Records from a data source

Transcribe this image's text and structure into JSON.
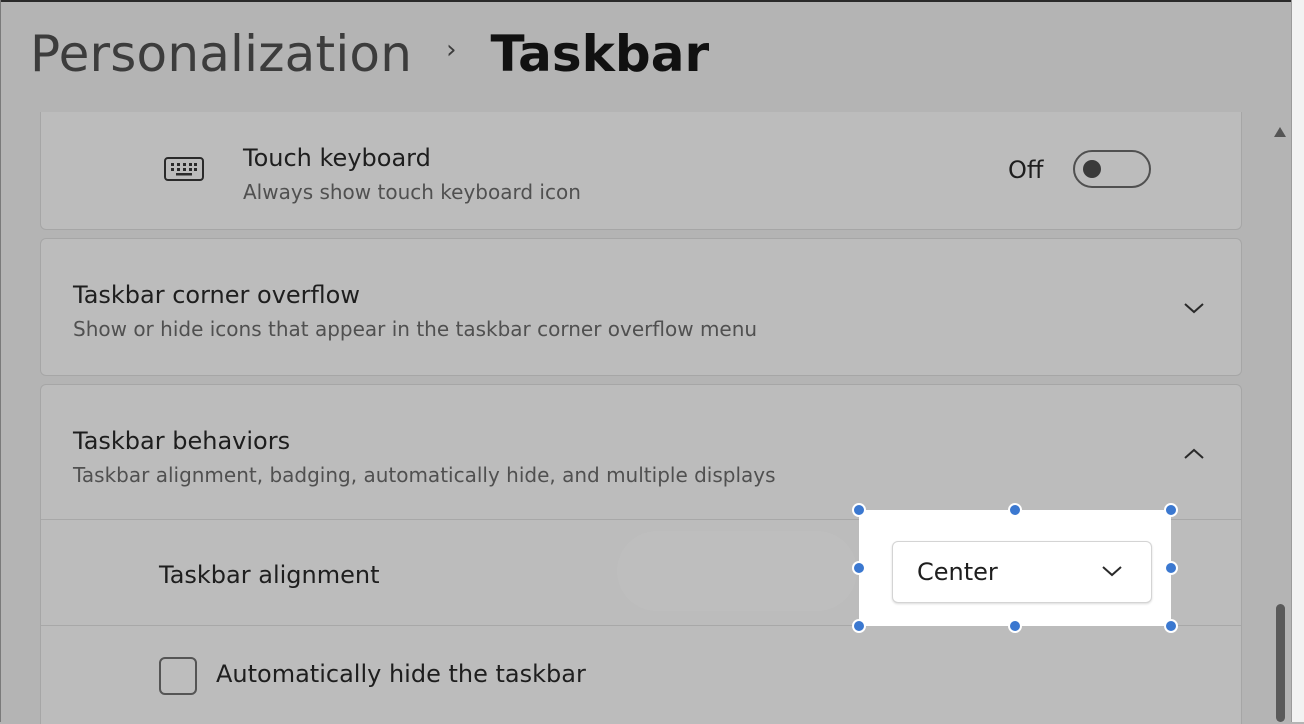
{
  "breadcrumb": {
    "parent": "Personalization",
    "separator": "›",
    "current": "Taskbar"
  },
  "touch_keyboard": {
    "icon": "keyboard-icon",
    "title": "Touch keyboard",
    "subtitle": "Always show touch keyboard icon",
    "toggle_label": "Off",
    "toggle_on": false
  },
  "corner_overflow": {
    "title": "Taskbar corner overflow",
    "subtitle": "Show or hide icons that appear in the taskbar corner overflow menu",
    "expanded": false
  },
  "behaviors": {
    "title": "Taskbar behaviors",
    "subtitle": "Taskbar alignment, badging, automatically hide, and multiple displays",
    "expanded": true,
    "alignment": {
      "label": "Taskbar alignment",
      "value": "Center"
    },
    "auto_hide": {
      "label": "Automatically hide the taskbar",
      "checked": false
    }
  },
  "colors": {
    "selection_handle": "#3b78d0",
    "dimmed_background": "#b4b4b4"
  }
}
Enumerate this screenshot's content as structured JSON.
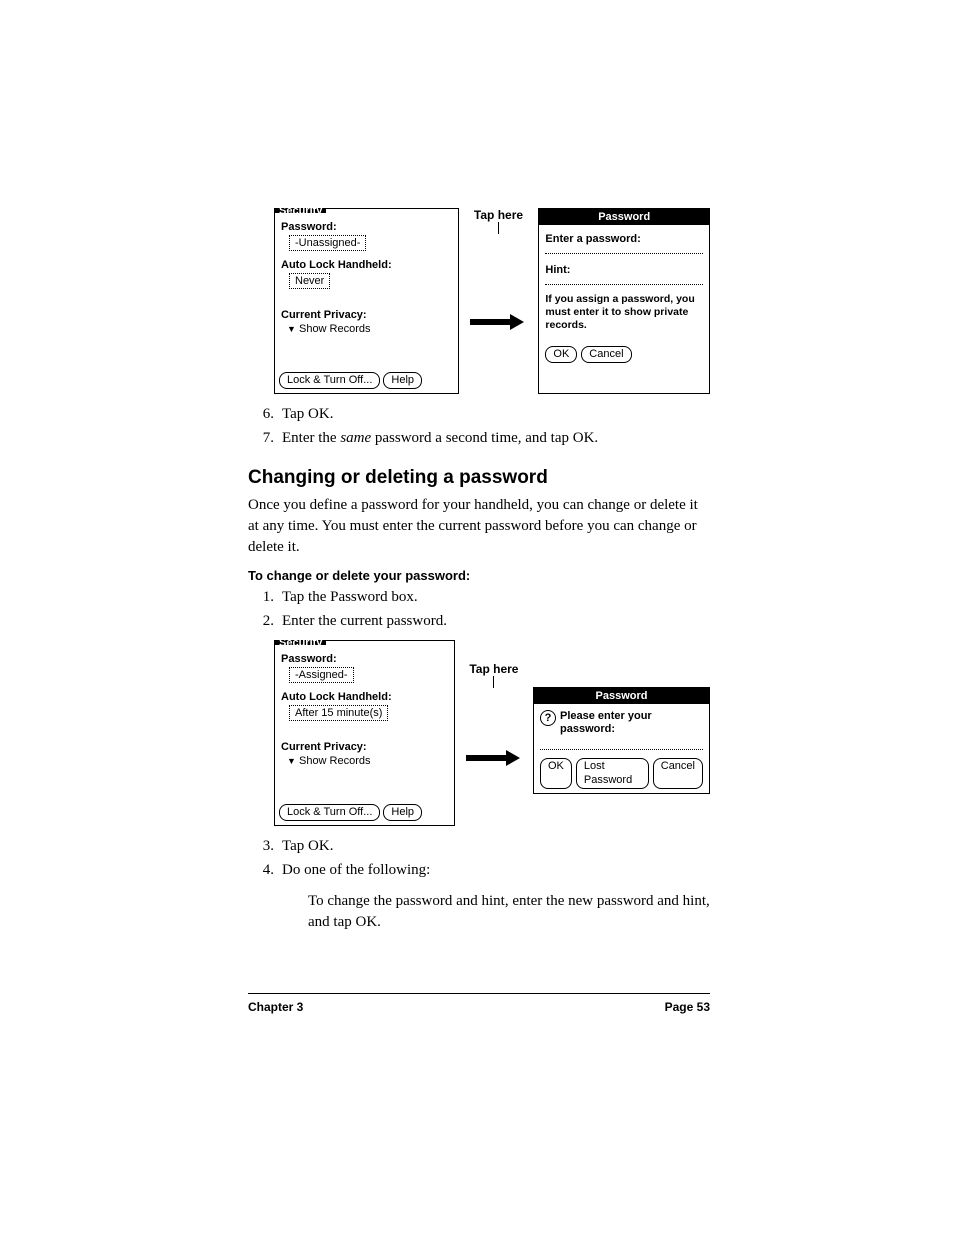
{
  "figure1": {
    "security": {
      "title": "Security",
      "password_label": "Password:",
      "password_value": "-Unassigned-",
      "autolock_label": "Auto Lock Handheld:",
      "autolock_value": "Never",
      "privacy_label": "Current Privacy:",
      "privacy_value": "Show Records",
      "lock_btn": "Lock & Turn Off...",
      "help_btn": "Help"
    },
    "tap_here": "Tap here",
    "password": {
      "title": "Password",
      "enter_label": "Enter a password:",
      "hint_label": "Hint:",
      "msg": "If you assign a password, you must enter it to show private records.",
      "ok": "OK",
      "cancel": "Cancel"
    }
  },
  "steps_a": {
    "s6_num": "6.",
    "s6": "Tap OK.",
    "s7_num": "7.",
    "s7_a": "Enter the ",
    "s7_em": "same",
    "s7_b": " password a second time, and tap OK."
  },
  "heading": "Changing or deleting a password",
  "para1": "Once you define a password for your handheld, you can change or delete it at any time. You must enter the current password before you can change or delete it.",
  "subheading": "To change or delete your password:",
  "steps_b": {
    "s1_num": "1.",
    "s1": "Tap the Password box.",
    "s2_num": "2.",
    "s2": "Enter the current password."
  },
  "figure2": {
    "security": {
      "title": "Security",
      "password_label": "Password:",
      "password_value": "-Assigned-",
      "autolock_label": "Auto Lock Handheld:",
      "autolock_value": "After 15 minute(s)",
      "privacy_label": "Current Privacy:",
      "privacy_value": "Show Records",
      "lock_btn": "Lock & Turn Off...",
      "help_btn": "Help"
    },
    "tap_here": "Tap here",
    "password": {
      "title": "Password",
      "prompt": "Please enter your password:",
      "ok": "OK",
      "lost": "Lost Password",
      "cancel": "Cancel"
    }
  },
  "steps_c": {
    "s3_num": "3.",
    "s3": "Tap OK.",
    "s4_num": "4.",
    "s4": "Do one of the following:"
  },
  "para2": "To change the password and hint, enter the new password and hint, and tap OK.",
  "footer": {
    "left": "Chapter 3",
    "right": "Page 53"
  }
}
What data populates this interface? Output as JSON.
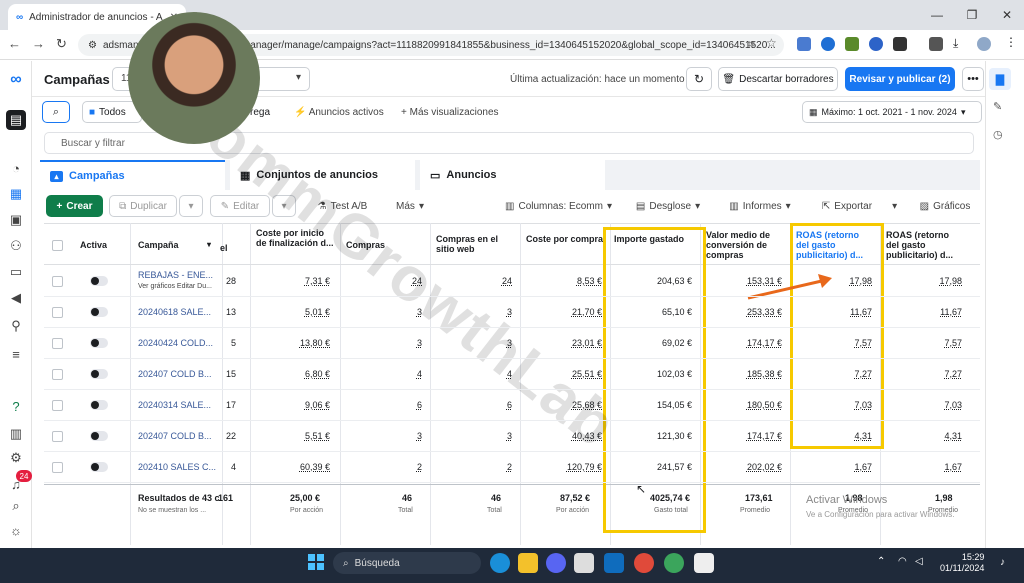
{
  "browser": {
    "tab_title": "Administrador de anuncios - A",
    "url": "adsmanager.facebook.com/adsmanager/manage/campaigns?act=1118820991841855&business_id=1340645152020&global_scope_id=13406451520..."
  },
  "header": {
    "title": "Campañas",
    "campaign_select": "11",
    "last_updated": "Última actualización: hace un momento",
    "discard_label": "Descartar borradores",
    "publish_label": "Revisar y publicar (2)"
  },
  "filters": {
    "todos_label": "Todos",
    "entrega_label": "rega",
    "activos_label": "Anuncios activos",
    "mas_label": "Más visualizaciones",
    "date_range": "Máximo: 1 oct. 2021 - 1 nov. 2024",
    "search_placeholder": "Buscar y filtrar"
  },
  "levels": {
    "campaigns": "Campañas",
    "adsets": "Conjuntos de anuncios",
    "ads": "Anuncios"
  },
  "toolbar": {
    "create": "Crear",
    "duplicate": "Duplicar",
    "edit": "Editar",
    "abtest": "Test A/B",
    "more": "Más",
    "columns": "Columnas: Ecomm",
    "breakdown": "Desglose",
    "reports": "Informes",
    "export": "Exportar",
    "charts": "Gráficos"
  },
  "table": {
    "headers": {
      "active": "Activa",
      "campaign": "Campaña",
      "col_el": "el",
      "cost_checkout": "Coste por inicio de finalización d...",
      "purchases": "Compras",
      "web_purchases": "Compras en el sitio web",
      "cost_purchase": "Coste por compra",
      "amount_spent": "Importe gastado",
      "avg_value": "Valor medio de conversión de compras",
      "roas": "ROAS (retorno del gasto publicitario) d...",
      "roas2": "ROAS (retorno del gasto publicitario) d..."
    },
    "rows": [
      {
        "name": "REBAJAS - ENE...",
        "el": "28",
        "cost_checkout": "7,31 €",
        "purchases": "24",
        "web_purchases": "24",
        "cost_purchase": "8,53 €",
        "spent": "204,63 €",
        "avg_value": "153,31 €",
        "roas": "17,98",
        "roas2": "17,98"
      },
      {
        "name": "20240618 SALE...",
        "el": "13",
        "cost_checkout": "5,01 €",
        "purchases": "3",
        "web_purchases": "3",
        "cost_purchase": "21,70 €",
        "spent": "65,10 €",
        "avg_value": "253,33 €",
        "roas": "11,67",
        "roas2": "11,67"
      },
      {
        "name": "20240424 COLD...",
        "el": "5",
        "cost_checkout": "13,80 €",
        "purchases": "3",
        "web_purchases": "3",
        "cost_purchase": "23,01 €",
        "spent": "69,02 €",
        "avg_value": "174,17 €",
        "roas": "7,57",
        "roas2": "7,57"
      },
      {
        "name": "202407 COLD B...",
        "el": "15",
        "cost_checkout": "6,80 €",
        "purchases": "4",
        "web_purchases": "4",
        "cost_purchase": "25,51 €",
        "spent": "102,03 €",
        "avg_value": "185,38 €",
        "roas": "7,27",
        "roas2": "7,27"
      },
      {
        "name": "20240314 SALE...",
        "el": "17",
        "cost_checkout": "9,06 €",
        "purchases": "6",
        "web_purchases": "6",
        "cost_purchase": "25,68 €",
        "spent": "154,05 €",
        "avg_value": "180,50 €",
        "roas": "7,03",
        "roas2": "7,03"
      },
      {
        "name": "202407 COLD B...",
        "el": "22",
        "cost_checkout": "5,51 €",
        "purchases": "3",
        "web_purchases": "3",
        "cost_purchase": "40,43 €",
        "spent": "121,30 €",
        "avg_value": "174,17 €",
        "roas": "4,31",
        "roas2": "4,31"
      },
      {
        "name": "202410 SALES C...",
        "el": "4",
        "cost_checkout": "60,39 €",
        "purchases": "2",
        "web_purchases": "2",
        "cost_purchase": "120,79 €",
        "spent": "241,57 €",
        "avg_value": "202,02 €",
        "roas": "1,67",
        "roas2": "1,67"
      }
    ],
    "totals": {
      "label": "Resultados de 43 c",
      "sublabel": "No se muestran los ...",
      "el": "161",
      "cost_checkout": "25,00 €",
      "cost_checkout_sub": "Por acción",
      "purchases": "46",
      "purchases_sub": "Total",
      "web_purchases": "46",
      "web_sub": "Total",
      "cost_purchase": "87,52 €",
      "cost_purchase_sub": "Por acción",
      "spent": "4025,74 €",
      "spent_sub": "Gasto total",
      "avg_value": "173,61",
      "avg_sub": "Promedio",
      "roas": "1,98",
      "roas_sub": "Promedio",
      "roas2": "1,98",
      "roas2_sub": "Promedio"
    },
    "row_actions": "Ver gráficos   Editar   Du..."
  },
  "overlay": {
    "watermark": "CommGrowthLab",
    "windows_activate": "Activar Windows",
    "windows_activate_sub": "Ve a Configuración para activar Windows."
  },
  "taskbar": {
    "search": "Búsqueda",
    "time": "15:29",
    "date": "01/11/2024"
  },
  "colors": {
    "accent": "#1877f2",
    "create_green": "#0f7d4a",
    "highlight_yellow": "#f6c900",
    "arrow_orange": "#e8681b",
    "notif_badge": "24"
  }
}
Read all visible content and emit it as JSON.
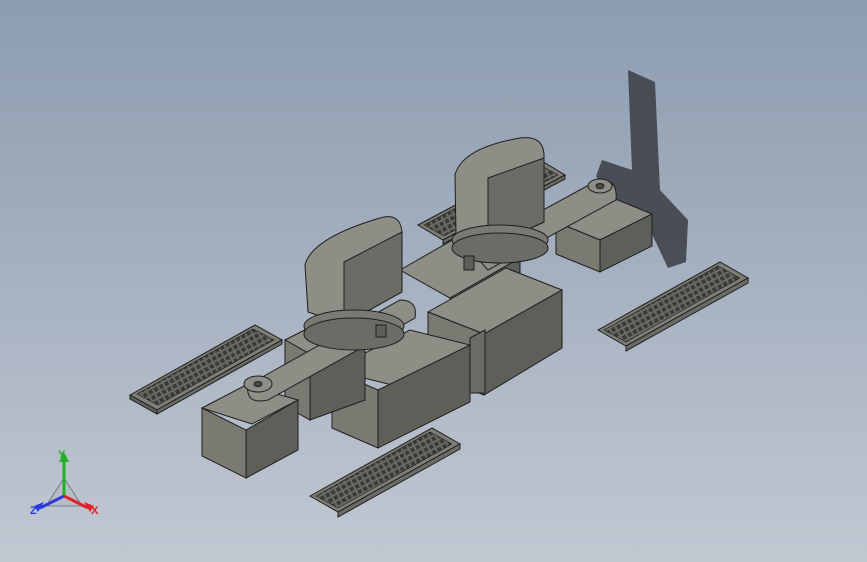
{
  "viewport": {
    "background_top": "#8d9cb0",
    "background_bottom": "#c2c8d2"
  },
  "model": {
    "part_fill": "#7e7e76",
    "part_fill_light": "#8e8e86",
    "part_fill_dark": "#5f5f59",
    "edge_color": "#1e1e1e",
    "shadow_color": "#3a3d44"
  },
  "triad": {
    "x_label": "X",
    "y_label": "Y",
    "z_label": "Z",
    "x_color": "#e0202a",
    "y_color": "#22b02a",
    "z_color": "#2a3adc"
  }
}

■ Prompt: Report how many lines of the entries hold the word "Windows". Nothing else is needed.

■ Result: 2